Up until then, evil to a 5th grader meant a teacher assigning homework on a Friday. But that day and the days that followed changed me. It is not often that people can pinpoint the exact time in their life that they changed, but for me this was one of the most pivotal points in my life.
As a girl in Texas who had never been to New York, I obviously did not feel the full impact of 9/11 as so many others did on that day. I did not know anyone in the towers, or the pentagon, or on the flights. I did not even know what the World Trade Center was. But as a shy introverted little 5th grader, all I did was observe. EVERYONE. I have distinct memories from that day, as does everyone else in America. I remember exactly where I was. I remember the teachers gathering every kiddo and bringing the whole school into the library. I remember sitting there, not knowing what was going on, hearing people whisper about two towers falling in New York City and about planes crashing into them. I remember looking at all the teachers in the library, it was the first time I ever saw my teachers look scared. Every teacher I had ever had, had been like a superhero to me. This great, wise, unbreakable person who knew everything. On that day, I learned they were ordinary people too.
I remember my mom picking me and my sister up after school. I ran to the car to tell her something, though I didn’t know exactly what, was going on in NYC. My little mind thought she probably hadn’t heard yet.
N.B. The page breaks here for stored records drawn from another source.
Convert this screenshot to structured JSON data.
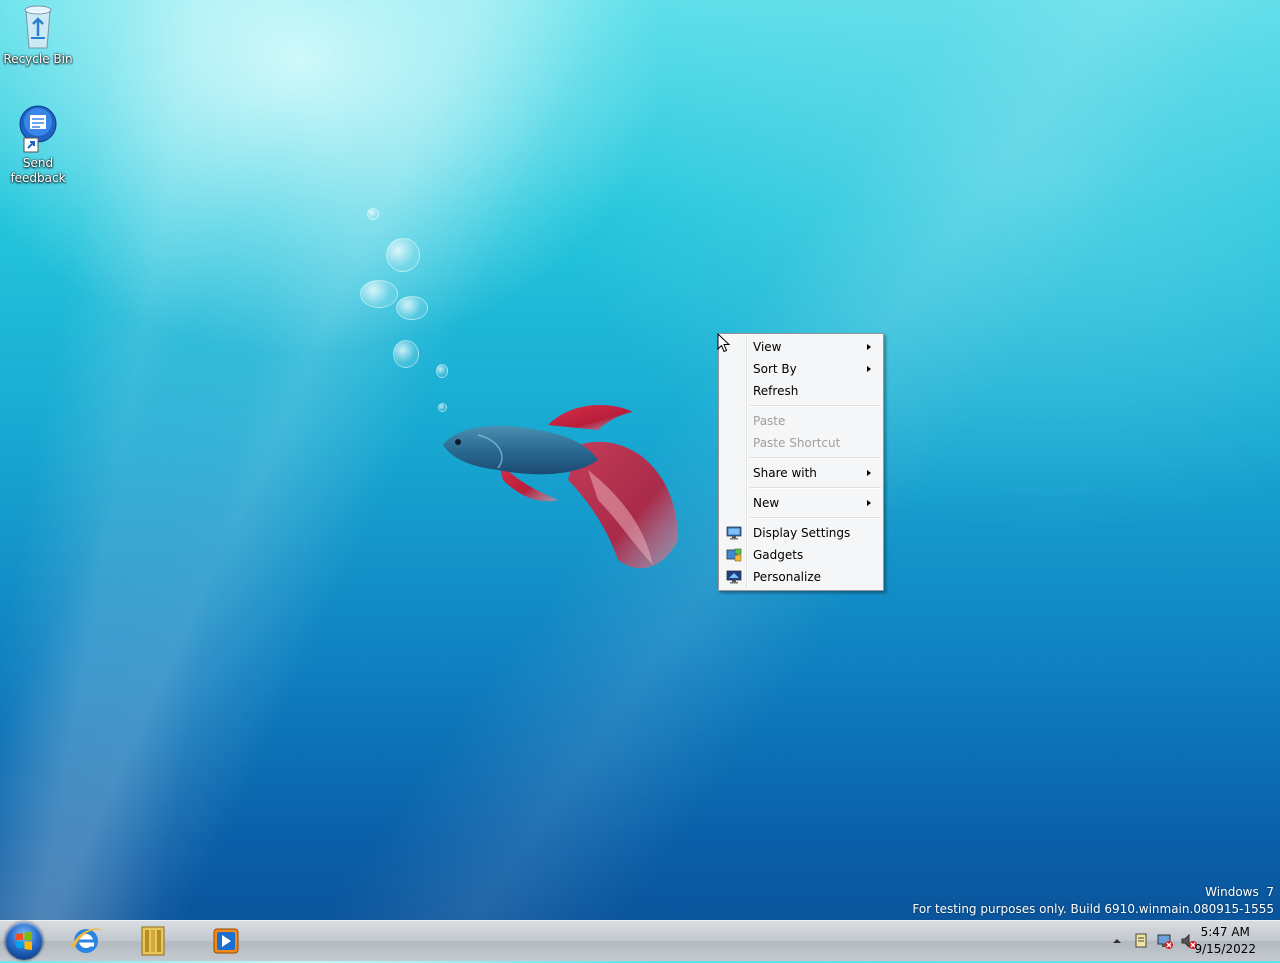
{
  "desktop": {
    "icons": [
      {
        "label": "Recycle Bin",
        "icon": "recycle-bin-icon"
      },
      {
        "label_line1": "Send",
        "label_line2": "feedback",
        "icon": "send-feedback-icon"
      }
    ]
  },
  "context_menu": {
    "items": [
      {
        "label": "View",
        "submenu": true,
        "enabled": true
      },
      {
        "label": "Sort By",
        "submenu": true,
        "enabled": true
      },
      {
        "label": "Refresh",
        "submenu": false,
        "enabled": true
      },
      {
        "label": "Paste",
        "submenu": false,
        "enabled": false
      },
      {
        "label": "Paste Shortcut",
        "submenu": false,
        "enabled": false
      },
      {
        "label": "Share with",
        "submenu": true,
        "enabled": true
      },
      {
        "label": "New",
        "submenu": true,
        "enabled": true
      },
      {
        "label": "Display Settings",
        "icon": "display-settings-icon",
        "enabled": true
      },
      {
        "label": "Gadgets",
        "icon": "gadgets-icon",
        "enabled": true
      },
      {
        "label": "Personalize",
        "icon": "personalize-icon",
        "enabled": true
      }
    ]
  },
  "watermark": {
    "line1": "Windows  7",
    "line2": "For testing purposes only. Build 6910.winmain.080915-1555"
  },
  "taskbar": {
    "start_icon": "windows-start-orb-icon",
    "pinned": [
      "internet-explorer-icon",
      "windows-explorer-icon",
      "media-player-icon"
    ],
    "tray_icons": [
      "show-hidden-icons-arrow-icon",
      "action-center-icon",
      "network-icon",
      "volume-muted-icon"
    ],
    "clock": {
      "time": "5:47 AM",
      "date": "9/15/2022"
    }
  },
  "colors": {
    "menu_bg": "#f5f6f7",
    "menu_border": "#979797",
    "disabled_text": "#a0a0a0",
    "taskbar_bg": "#c3c8ce"
  }
}
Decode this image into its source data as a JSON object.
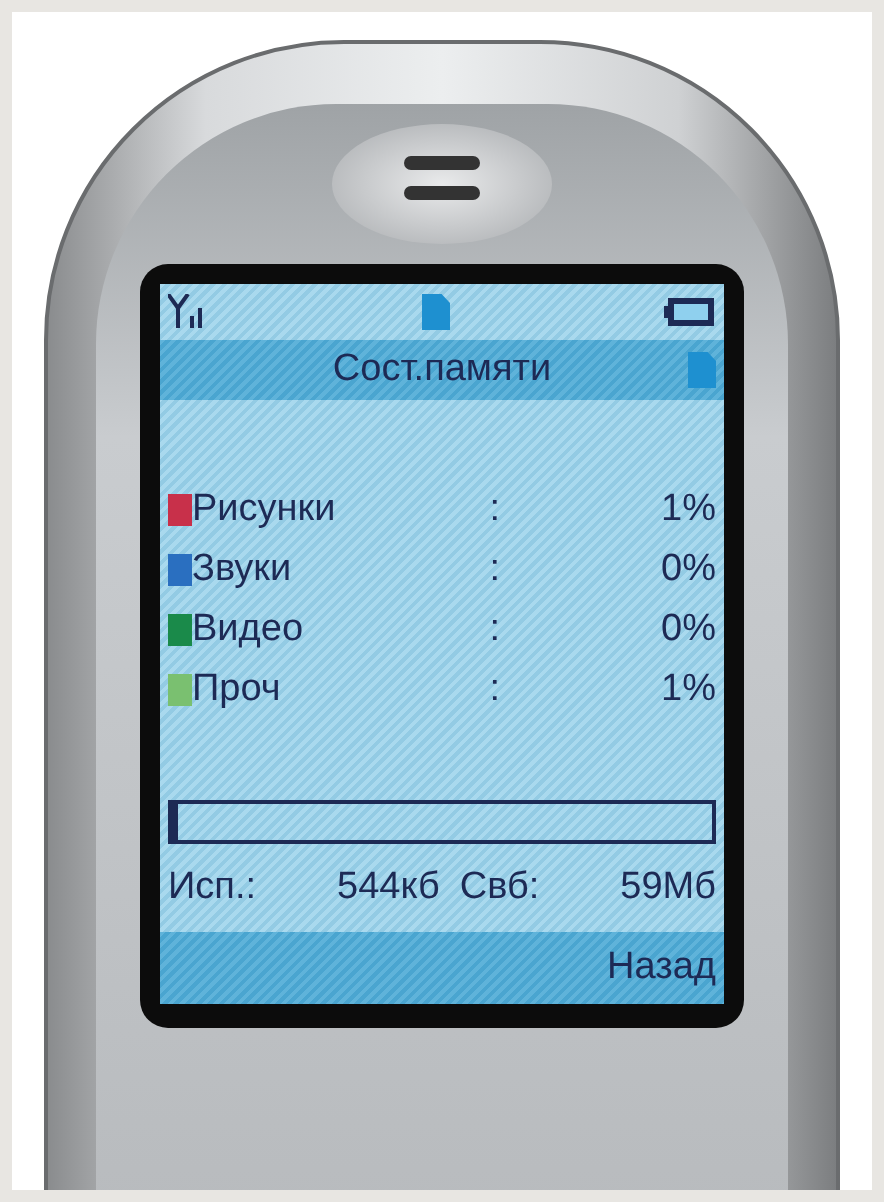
{
  "screen": {
    "title": "Сост.памяти",
    "categories": [
      {
        "label": "Рисунки",
        "separator": ":",
        "value": "1%",
        "color": "#c8304a"
      },
      {
        "label": "Звуки",
        "separator": ":",
        "value": "0%",
        "color": "#2a6fc0"
      },
      {
        "label": "Видео",
        "separator": ":",
        "value": "0%",
        "color": "#1a8a4a"
      },
      {
        "label": "Проч",
        "separator": ":",
        "value": "1%",
        "color": "#7ac070"
      }
    ],
    "usage": {
      "level": 0.01,
      "used_label": "Исп.:",
      "used_value": "544кб",
      "free_label": "Свб:",
      "free_value": "59Мб"
    },
    "softkey": "Назад"
  }
}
I remember her smiling when we got in, but I had not seen this smile on my mom before. It was a smile to tell us everything was going to be ok with eyes that said she was not sure if everything would in fact be ok. I remember getting home and sitting on her bed, watching all the footage from that day. I asked my mom if she thought people were in those planes that crashed into the towers. This was the first time I ever saw my mom, who had always been my strength, my happy place, my Wonder Woman, not know what was going on or what to say.
This day was different. I knew that this day was important.
But for me, this was the day my little, beautiful world got darker. I had had nightmares before, but I had never seen fear in the daytime. Daytime was for happiness, laughter and smiles. This daytime was the first time I can ever remember it being dark during the day. People were crying about something they did not physically see. They were sad over a place they had never been and for people they had never met. That was how I knew this day was important. Because everyone I saw that day had their heart broken.
This day was the first day I learned the world was a lot bigger then me. It was the first time I remember our country fully embracing what I had learned being an American had meant in the history books. It was the first time I saw everyone of different faiths, skin color, gender and political views come together as nothing was different about them. The days that followed 9/11 were the days I saw our country rise together as the strongest community I had ever seen. It was the days that followed that I saw everyone, including the bullies at school, go out of their way to do nice things for a stranger. And it was the first time I saw random people be a good neighbor for no reason other than to be a good neighbor.
9/11 changed Americans in many different ways. But for me, this horrible day was the first time I ever saw darkness and fear completely cover my beautiful daylight. But the days that followed were the first time I ever saw an entire community live out compassion, empathy and kindness.
I had the privilege of living in New York last year and experiencing 9/11 among New Yorkers. For the 10 years prior to that, I had experienced this anniversary in Texas. And while every year we did something to remember those lost on this day, it was not until last year that I saw and felt the exact same thing my 5th grade self felt 11 years ago. A city that was once known for having some of the coldest people in the world, became the warmest city I had ever been in (and I’m from Texas, so that’s saying something). They went out of their way for a stranger, they came together as a community of one and oozed compassion, empathy and kindness.
I cry on this day every year. I cry for the families who lost loved ones, the city that lost more than part of their iconic skyline, the nation that I once considered unbreakable, who got hurt. I also always feel a deep, deep sadness that it takes a complete tragedy to bring a country together. And that we only come together as one on it’s anniversary. Maybe it’s just my innocent little 5th grade mind, but I always wonder how amazing our country could be if we lived each day with the same spirit as we did on the days that followed that horrible event 12 years ago.